Jerry is a food obsessed Canadian. He learned to love Italian food as a child while eating the meals prepared by his Napolitano uncle. He learned to cook Italian foods by watching his uncle cook these feasts for the family. This love of Italian food has been honed through serious personal experimentation in eating and cooking. Willing to try most anything once, Jerry isn't so sure about tripe! Jerry also blogs at Jerry's Thoughts, Musings, and Rants!

About Palma

Palma is a Marriage & Family Therapist in Palm Desert, CA. She’s an Italian-American with a passion for cooking, entertaining, & travel to Italy. She’s always planning her next culinary adventure to Italia on her blog, Palmabella's Passions

About Kim

Kim is our permanent sub and the image above gives you a good idea of the look on her face when she realized she was drafted. Kim loves to eat, drink, travel and cook - probably in that order. When she's not here, you can find her organizing and leading food, wine and beer tours in Europe as co-owner and operator of GrapeHops or blogging at What I Really Think.

« Drunk Pork Roast | Main | Braised Pork Chops with Sage and Tomatoes, Modena Style »

Braised Pork Chops with Tomatoes, Cream, and Porcini Mushrooms


Thick cut pork chops are browned then slowly simmered in a sauce of tomatoes, white wine, porcini and white button mushrooms and cream.

This dish was a great dinner for the cold, rainy weather we had today in St. Louis.

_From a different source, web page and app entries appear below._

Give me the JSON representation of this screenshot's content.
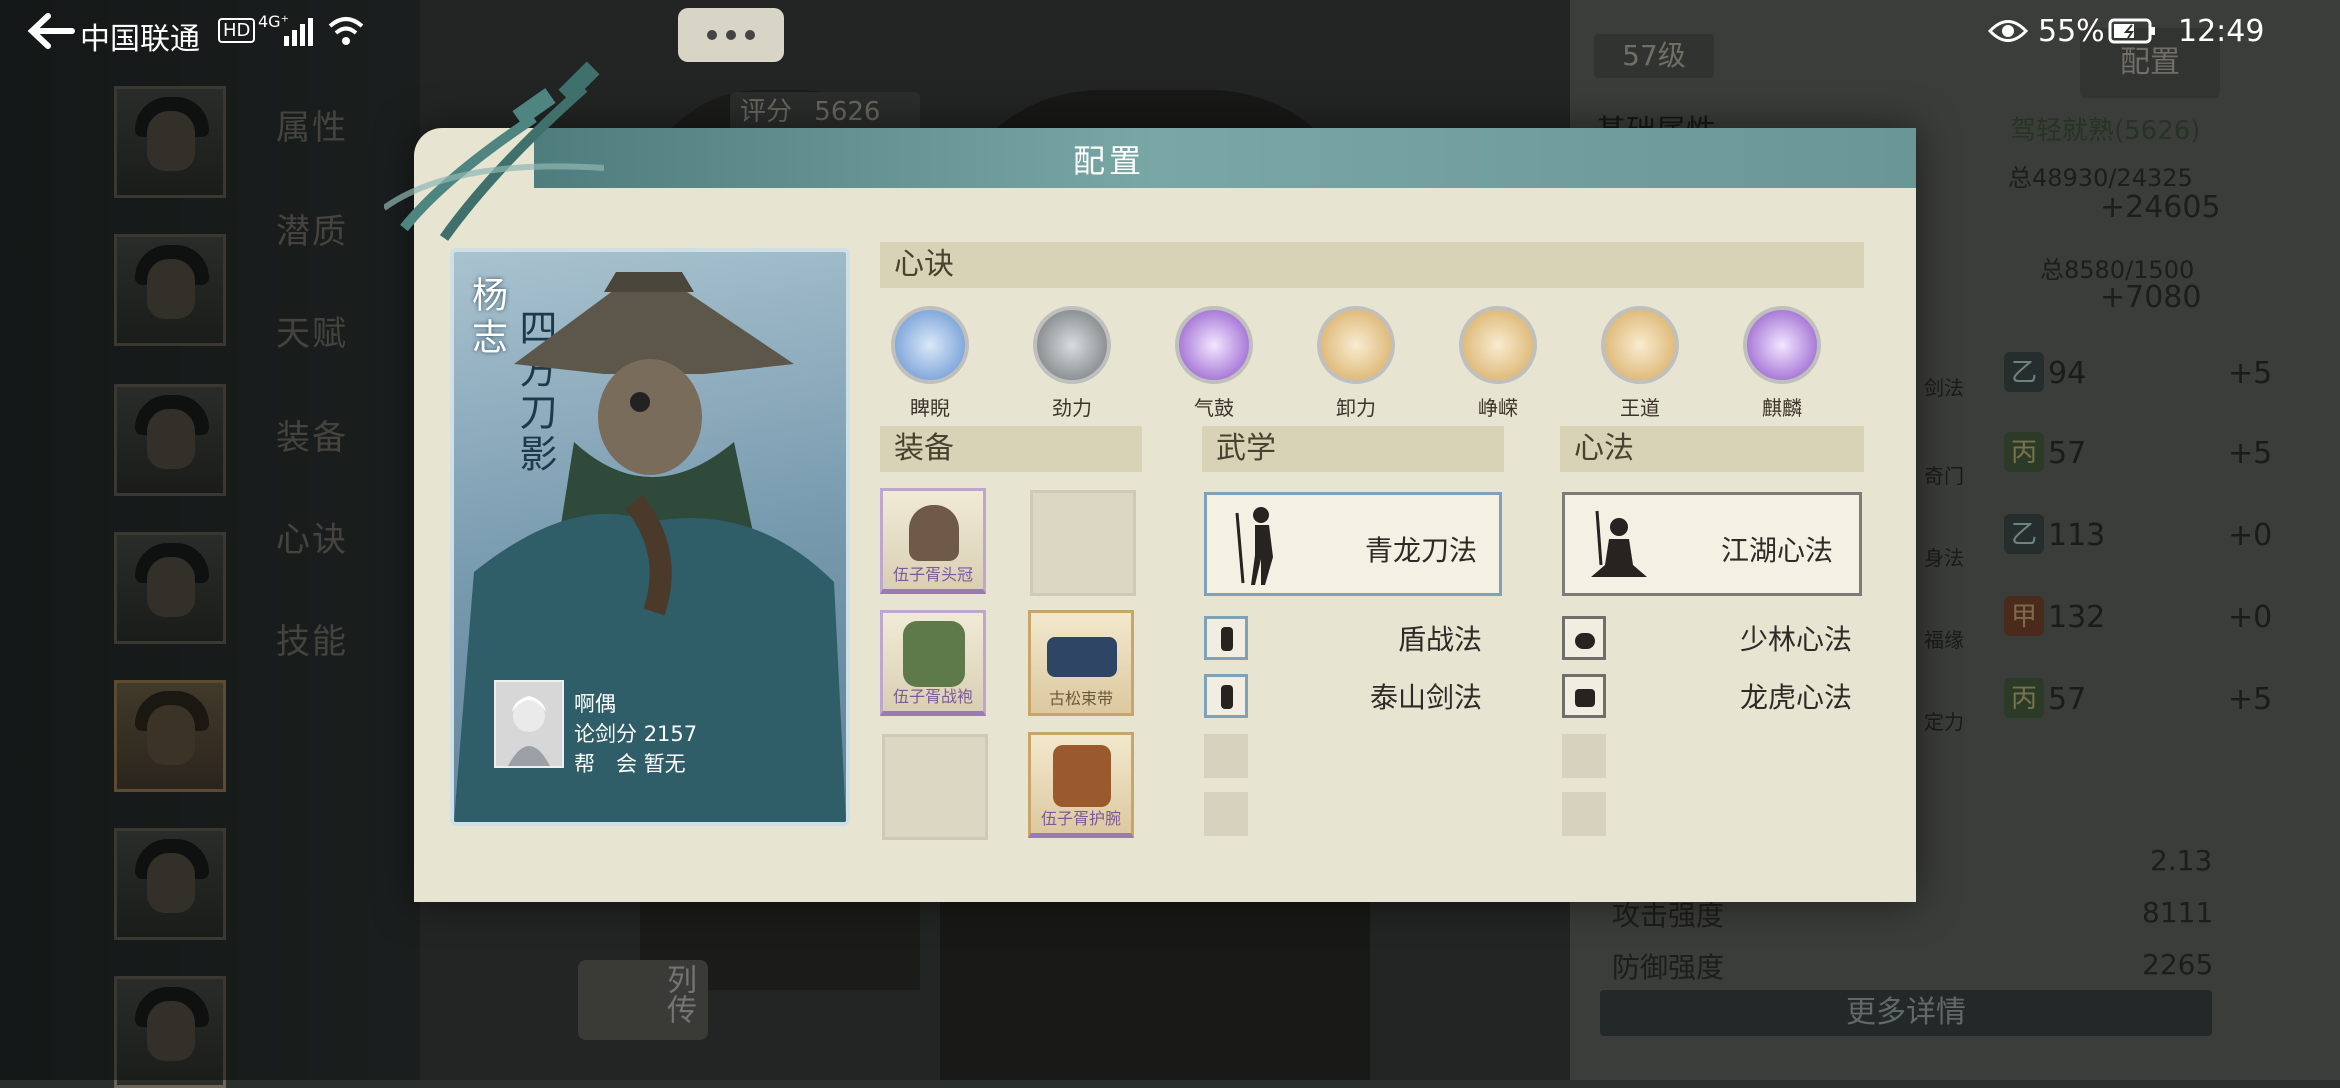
{
  "status_bar": {
    "carrier": "中国联通",
    "hd": "HD",
    "network": "4G⁺",
    "battery_pct": "55%",
    "time": "12:49"
  },
  "top": {
    "score_label": "评分",
    "score_value": "5626",
    "level": "57级",
    "config_btn": "配置"
  },
  "side_tabs": [
    "属性",
    "潜质",
    "天赋",
    "装备",
    "心诀",
    "技能"
  ],
  "right_panel": {
    "base_attr": "基础属性",
    "mastery": "驾轻就熟(5626)",
    "total1": "总48930/24325",
    "bonus1": "+24605",
    "total2": "总8580/1500",
    "bonus2": "+7080",
    "stats": [
      {
        "name": "剑法",
        "grade": "乙",
        "value": "94",
        "bonus": "+5"
      },
      {
        "name": "奇门",
        "grade": "丙",
        "value": "57",
        "bonus": "+5"
      },
      {
        "name": "身法",
        "grade": "乙",
        "value": "113",
        "bonus": "+0"
      },
      {
        "name": "福缘",
        "grade": "甲",
        "value": "132",
        "bonus": "+0"
      },
      {
        "name": "定力",
        "grade": "丙",
        "value": "57",
        "bonus": "+5"
      }
    ],
    "extra_value": "2.13",
    "attack_label": "攻击强度",
    "attack_value": "8111",
    "defense_label": "防御强度",
    "defense_value": "2265",
    "more_details": "更多详情"
  },
  "biography_btn": "列传",
  "dialog": {
    "title": "配置",
    "hero": {
      "name": "杨志",
      "title": "四方刀影"
    },
    "player": {
      "name": "啊偶",
      "rank_label": "论剑分",
      "rank_value": "2157",
      "guild_label": "帮　会",
      "guild_value": "暂无"
    },
    "xinjue_header": "心诀",
    "xinjue": [
      {
        "name": "睥睨",
        "color": "#5f8fd0"
      },
      {
        "name": "劲力",
        "color": "#6d7378"
      },
      {
        "name": "气鼓",
        "color": "#8a4fc8"
      },
      {
        "name": "卸力",
        "color": "#d6a85a"
      },
      {
        "name": "峥嵘",
        "color": "#d6a85a"
      },
      {
        "name": "王道",
        "color": "#d6a85a"
      },
      {
        "name": "麒麟",
        "color": "#8a4fc8"
      }
    ],
    "equip_header": "装备",
    "equipment": [
      {
        "name": "伍子胥头冠"
      },
      {
        "name": ""
      },
      {
        "name": "伍子胥战袍"
      },
      {
        "name": "古松束带"
      },
      {
        "name": ""
      },
      {
        "name": "伍子胥护腕"
      }
    ],
    "wuxue_header": "武学",
    "wuxue_main": "青龙刀法",
    "wuxue_list": [
      "盾战法",
      "泰山剑法"
    ],
    "xinfa_header": "心法",
    "xinfa_main": "江湖心法",
    "xinfa_list": [
      "少林心法",
      "龙虎心法"
    ]
  }
}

All the ingredients meld together for a sauce that is not too thick or rich but a nice compliment to the tender pork. I served this pork dish on top of a pile of smashed potatoes. It was a satisfying meal. Everyone asked for seconds. Once again we have simple techniques creating wonderful flavors.

Question: If Italians taught the French how to cook, why did the French make the process so complicated?

Comments (3)

*Because France has been attemping to crawl out from under the culinary shadow of Italy for centuries. They've tried to fool us into believing that fussy is better. This may be why they all wear those impossibly tall toques. Would it be unladylike of me to suggest they are trying to compensate for more than just their cuisine?
* Tongue planted firmly in cheek.

You ladies crack me up. :)
The pork chops look delicious...just the title makes me drool.
PS: I'd take homey Italian food over fussy French food any day.

Martha Cavanagh:

I made this last night for friends. Served it over creamy polenta jacked up with lots of parmigiano-reggiano. It was delicious, really good. After they finished the chops they went back for more polenta and sauce.

Post a comment

(If you haven't left a comment here before, you may need to be approved by the site owner before your comment will appear. Until then, it won't appear on the entry. Thanks for waiting.)

This page contains a single entry from the blog posted on November 29, 2010 8:20 PM.

The previous post in this blog was Drunk Pork Roast.

The next post in this blog is Braised Pork Chops with Sage and Tomatoes, Modena Style.

Many more can be found on the main index page or by looking through the archives.

Powered by
Movable Type 3.33
© 2010 - 2012 Slow Travel